__Directions for this task__
Write out every line below that includes the word "legend".

Element data from apps and pages
━━━━━━━━━━━━━━━━━━━━
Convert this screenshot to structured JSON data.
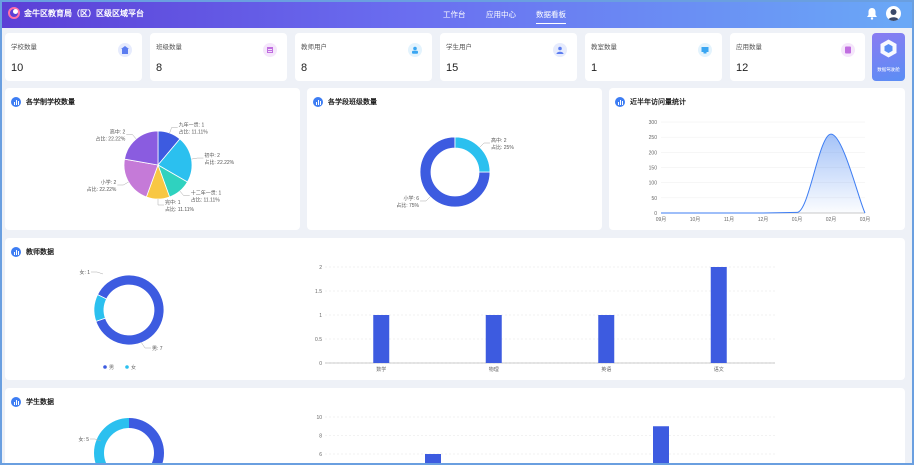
{
  "header": {
    "brand": "金牛区教育局（区）区级区域平台",
    "nav": [
      "工作台",
      "应用中心",
      "数据看板"
    ],
    "active_nav": "数据看板"
  },
  "stats": [
    {
      "label": "学校数量",
      "value": "10",
      "icon": "school-icon",
      "color": "#5b7cf0"
    },
    {
      "label": "班级数量",
      "value": "8",
      "icon": "class-icon",
      "color": "#c06ee0"
    },
    {
      "label": "教师用户",
      "value": "8",
      "icon": "teacher-icon",
      "color": "#3aa6f2"
    },
    {
      "label": "学生用户",
      "value": "15",
      "icon": "student-icon",
      "color": "#5b7cf0"
    },
    {
      "label": "教室数量",
      "value": "1",
      "icon": "classroom-icon",
      "color": "#3aa6f2"
    },
    {
      "label": "应用数量",
      "value": "12",
      "icon": "app-icon",
      "color": "#c06ee0"
    }
  ],
  "side_button": {
    "label": "数据驾驶舱",
    "icon": "cockpit-icon"
  },
  "panels": {
    "school_type": {
      "title": "各学制学校数量"
    },
    "grade_class": {
      "title": "各学段班级数量"
    },
    "visits": {
      "title": "近半年访问量统计"
    },
    "teacher": {
      "title": "教师数据"
    },
    "student": {
      "title": "学生数据"
    }
  },
  "chart_data": [
    {
      "type": "pie",
      "title": "各学制学校数量",
      "slices": [
        {
          "name": "九年一贯",
          "value": 1,
          "pct": "11.11%",
          "color": "#3d5be0"
        },
        {
          "name": "初中",
          "value": 2,
          "pct": "22.22%",
          "color": "#2bc0ef"
        },
        {
          "name": "十二年一贯",
          "value": 1,
          "pct": "11.11%",
          "color": "#2fd2bf"
        },
        {
          "name": "完中",
          "value": 1,
          "pct": "11.11%",
          "color": "#f8c743"
        },
        {
          "name": "小学",
          "value": 2,
          "pct": "22.22%",
          "color": "#c57ad8"
        },
        {
          "name": "高中",
          "value": 2,
          "pct": "22.22%",
          "color": "#8a5ce0"
        }
      ]
    },
    {
      "type": "pie",
      "title": "各学段班级数量",
      "slices": [
        {
          "name": "小学",
          "value": 6,
          "pct": "75%",
          "color": "#3d5be0"
        },
        {
          "name": "高中",
          "value": 2,
          "pct": "25%",
          "color": "#2bc0ef"
        }
      ]
    },
    {
      "type": "area",
      "title": "近半年访问量统计",
      "categories": [
        "09月",
        "10月",
        "11月",
        "12月",
        "01月",
        "02月",
        "03月"
      ],
      "values": [
        0,
        0,
        0,
        0,
        2,
        260,
        0
      ],
      "ylim": [
        0,
        300
      ],
      "yticks": [
        0,
        50,
        100,
        150,
        200,
        250,
        300
      ]
    },
    {
      "type": "pie",
      "title": "教师数据",
      "slices": [
        {
          "name": "男",
          "value": 7,
          "color": "#3d5be0"
        },
        {
          "name": "女",
          "value": 1,
          "color": "#2bc0ef"
        }
      ],
      "legend": [
        "男",
        "女"
      ]
    },
    {
      "type": "bar",
      "title": "教师数据",
      "categories": [
        "数学",
        "物理",
        "英语",
        "语文"
      ],
      "values": [
        1,
        1,
        1,
        2
      ],
      "ylim": [
        0,
        2
      ],
      "yticks": [
        "0",
        "0.5",
        "1",
        "1.5",
        "2"
      ]
    },
    {
      "type": "pie",
      "title": "学生数据",
      "slices": [
        {
          "name": "女",
          "value": 5,
          "color": "#2bc0ef"
        }
      ]
    },
    {
      "type": "bar",
      "title": "学生数据",
      "values_visible": [
        6,
        9
      ],
      "ylim": [
        0,
        10
      ],
      "yticks": [
        "10",
        "8",
        "6"
      ]
    }
  ]
}
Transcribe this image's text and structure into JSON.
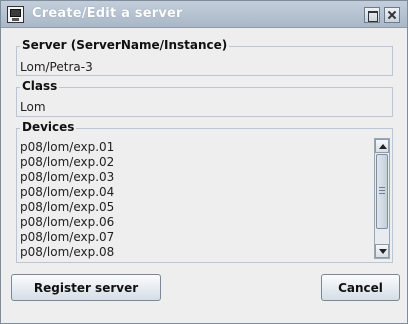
{
  "window": {
    "title": "Create/Edit a server"
  },
  "server": {
    "legend": "Server  (ServerName/Instance)",
    "value": "Lom/Petra-3"
  },
  "class_group": {
    "legend": "Class",
    "value": "Lom"
  },
  "devices": {
    "legend": "Devices",
    "items": [
      "p08/lom/exp.01",
      "p08/lom/exp.02",
      "p08/lom/exp.03",
      "p08/lom/exp.04",
      "p08/lom/exp.05",
      "p08/lom/exp.06",
      "p08/lom/exp.07",
      "p08/lom/exp.08"
    ]
  },
  "buttons": {
    "register": "Register server",
    "cancel": "Cancel"
  },
  "icons": {
    "app": "monitor-icon",
    "maximize": "maximize-icon",
    "close": "close-icon",
    "scroll_up": "arrow-up-icon",
    "scroll_down": "arrow-down-icon"
  }
}
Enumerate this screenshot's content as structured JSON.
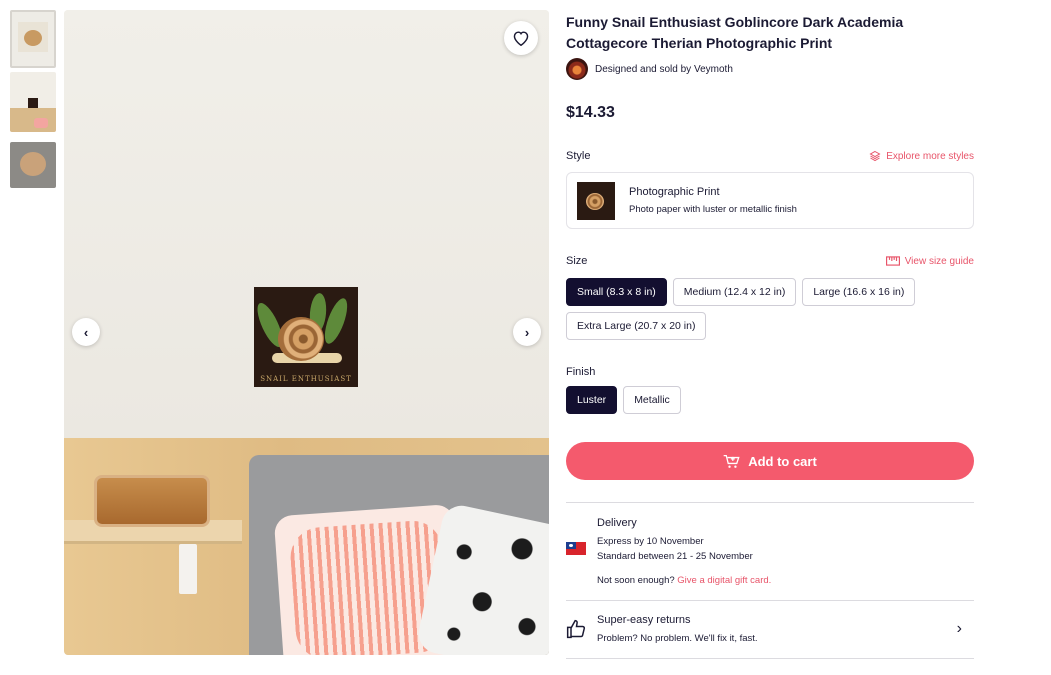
{
  "product": {
    "title": "Funny Snail Enthusiast Goblincore Dark Academia Cottagecore Therian Photographic Print",
    "seller_prefix": "Designed and sold by",
    "seller_name": "Veymoth",
    "price": "$14.33"
  },
  "gallery": {
    "art_caption": "SNAIL ENTHUSIAST",
    "prev_icon": "chevron-left-icon",
    "next_icon": "chevron-right-icon",
    "favorite_icon": "heart-icon"
  },
  "style": {
    "label": "Style",
    "explore_link": "Explore more styles",
    "selected_name": "Photographic Print",
    "selected_desc": "Photo paper with luster or metallic finish"
  },
  "size": {
    "label": "Size",
    "guide_link": "View size guide",
    "options": [
      {
        "label": "Small (8.3 x 8 in)",
        "selected": true
      },
      {
        "label": "Medium (12.4 x 12 in)",
        "selected": false
      },
      {
        "label": "Large (16.6 x 16 in)",
        "selected": false
      },
      {
        "label": "Extra Large (20.7 x 20 in)",
        "selected": false
      }
    ]
  },
  "finish": {
    "label": "Finish",
    "options": [
      {
        "label": "Luster",
        "selected": true
      },
      {
        "label": "Metallic",
        "selected": false
      }
    ]
  },
  "cart": {
    "label": "Add to cart"
  },
  "delivery": {
    "heading": "Delivery",
    "express": "Express by 10 November",
    "standard": "Standard between 21 - 25 November",
    "not_soon": "Not soon enough?",
    "gift_link": "Give a digital gift card."
  },
  "returns": {
    "heading": "Super-easy returns",
    "text": "Problem? No problem. We'll fix it, fast."
  },
  "colors": {
    "accent": "#f45a6d",
    "selected_chip": "#130f30"
  }
}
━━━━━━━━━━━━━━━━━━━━
__Exercise solution__
      "legend": [
    "legend": "Server  (ServerName/Instance)",
    "legend": "Class",
    "legend": "Devices",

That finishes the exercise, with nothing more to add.